SUPPLIED DATA:

= Beginning of Section =

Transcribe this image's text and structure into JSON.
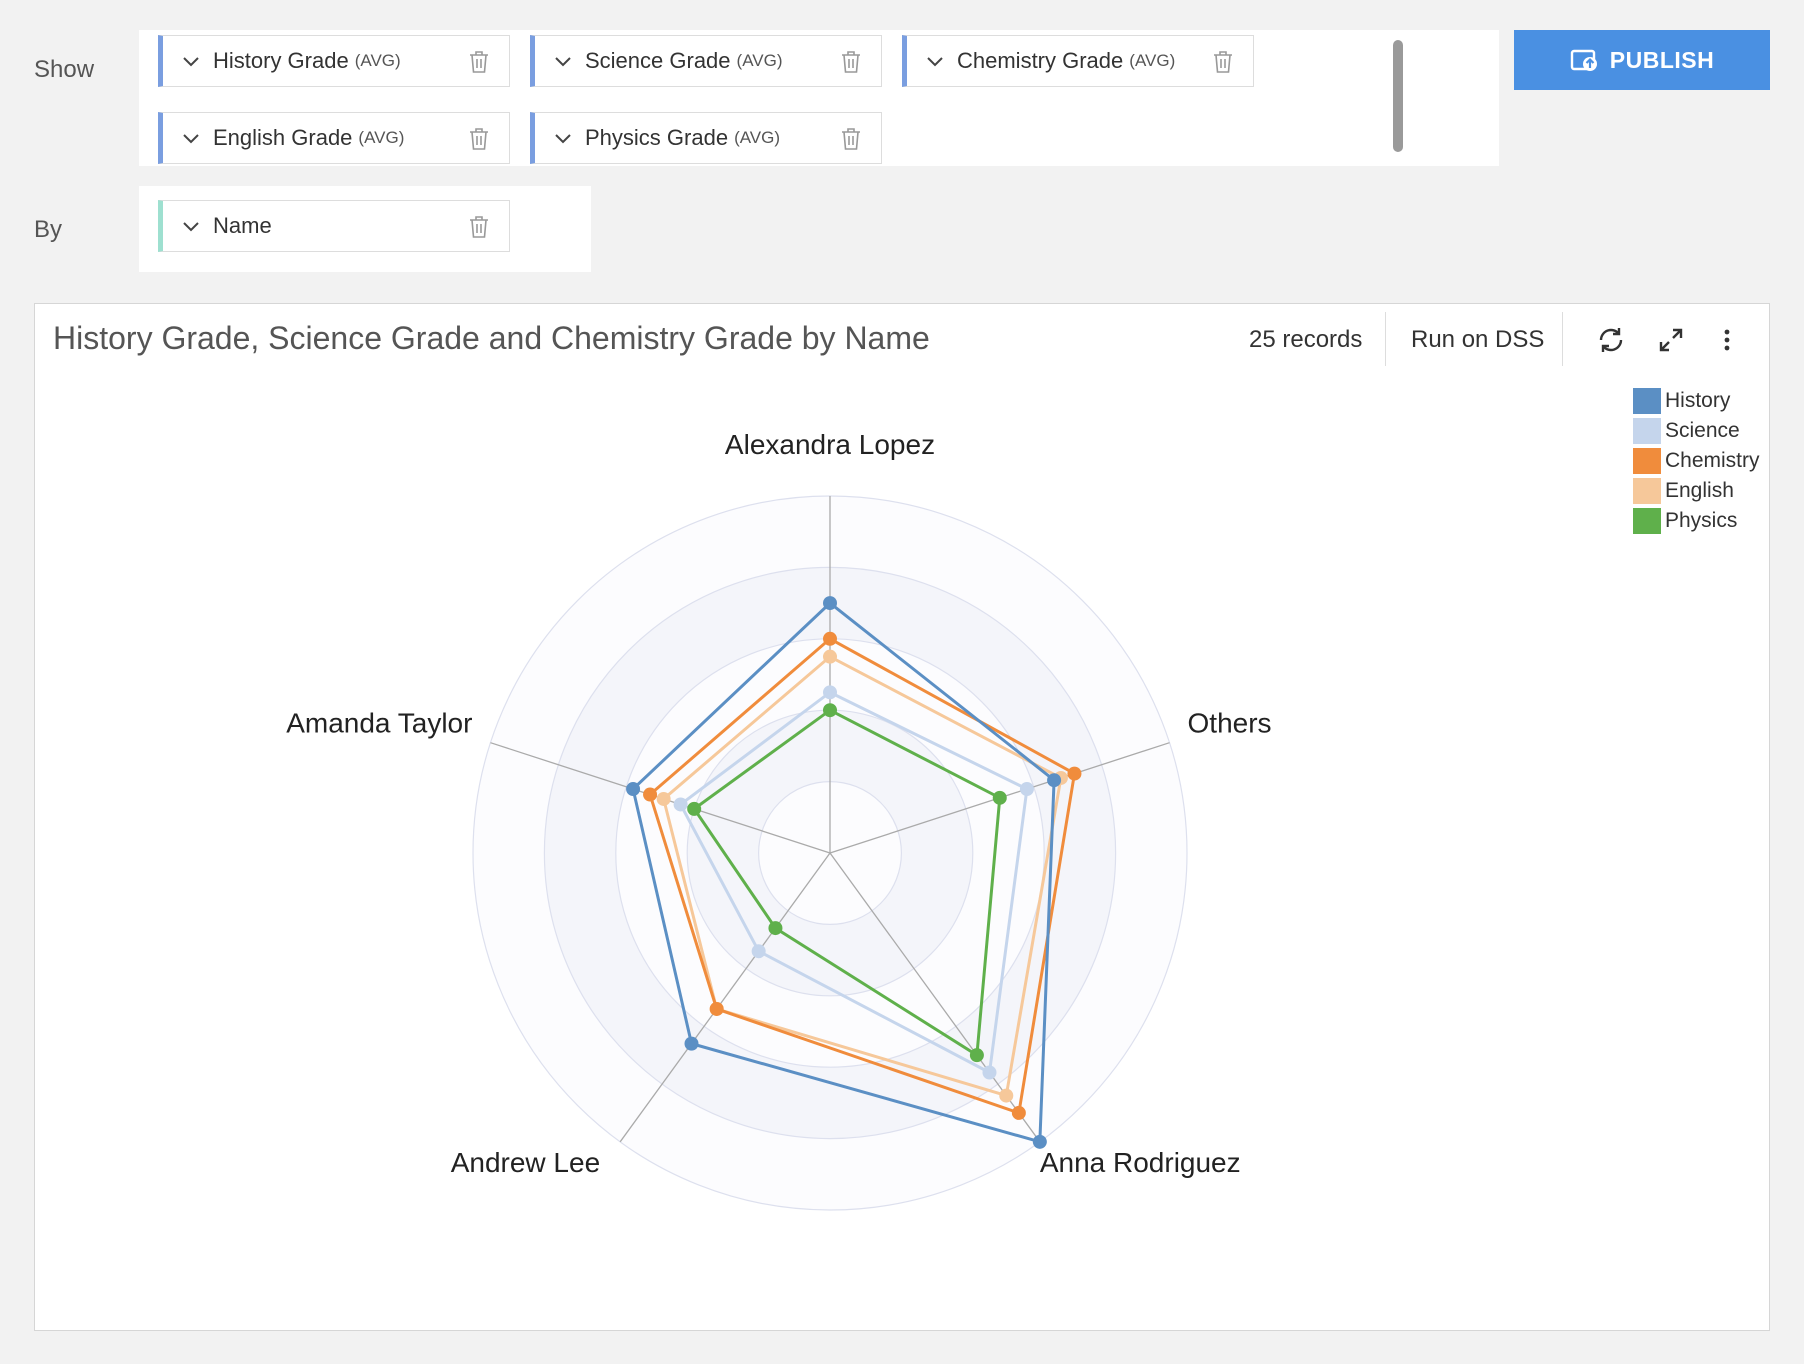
{
  "header": {
    "show_label": "Show",
    "by_label": "By",
    "publish_label": "PUBLISH"
  },
  "show_pills": [
    {
      "label": "History Grade",
      "agg": "(AVG)"
    },
    {
      "label": "Science Grade",
      "agg": "(AVG)"
    },
    {
      "label": "Chemistry Grade",
      "agg": "(AVG)"
    },
    {
      "label": "English Grade",
      "agg": "(AVG)"
    },
    {
      "label": "Physics Grade",
      "agg": "(AVG)"
    }
  ],
  "by_pills": [
    {
      "label": "Name"
    }
  ],
  "chart_header": {
    "title": "History Grade, Science Grade and Chemistry Grade by Name",
    "records": "25 records",
    "run_label": "Run on DSS"
  },
  "colors": {
    "accent": "#4a90e2",
    "measure_border": "#7a9ee0",
    "dimension_border": "#9ee0d0"
  },
  "icons": [
    "chevron-down-icon",
    "trash-icon",
    "publish-icon",
    "refresh-icon",
    "expand-icon",
    "more-vert-icon"
  ],
  "chart_data": {
    "type": "radar",
    "categories": [
      "Alexandra Lopez",
      "Others",
      "Anna Rodriguez",
      "Andrew Lee",
      "Amanda Taylor"
    ],
    "max": 100,
    "rings": 5,
    "series": [
      {
        "name": "History",
        "color": "#5b8fc4",
        "values": [
          70,
          66,
          100,
          66,
          58
        ]
      },
      {
        "name": "Science",
        "color": "#c5d5ec",
        "values": [
          45,
          58,
          76,
          34,
          44
        ]
      },
      {
        "name": "Chemistry",
        "color": "#f08c3c",
        "values": [
          60,
          72,
          90,
          54,
          53
        ]
      },
      {
        "name": "English",
        "color": "#f6c89a",
        "values": [
          55,
          68,
          84,
          54,
          49
        ]
      },
      {
        "name": "Physics",
        "color": "#5fb04b",
        "values": [
          40,
          50,
          70,
          26,
          40
        ]
      }
    ],
    "legend_position": "top-right"
  }
}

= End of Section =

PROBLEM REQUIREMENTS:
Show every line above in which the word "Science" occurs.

RESULT FOR THIS TASK:
      "label": "Science Grade",
    "title": "History Grade, Science Grade and Chemistry Grade by Name",
        "name": "Science",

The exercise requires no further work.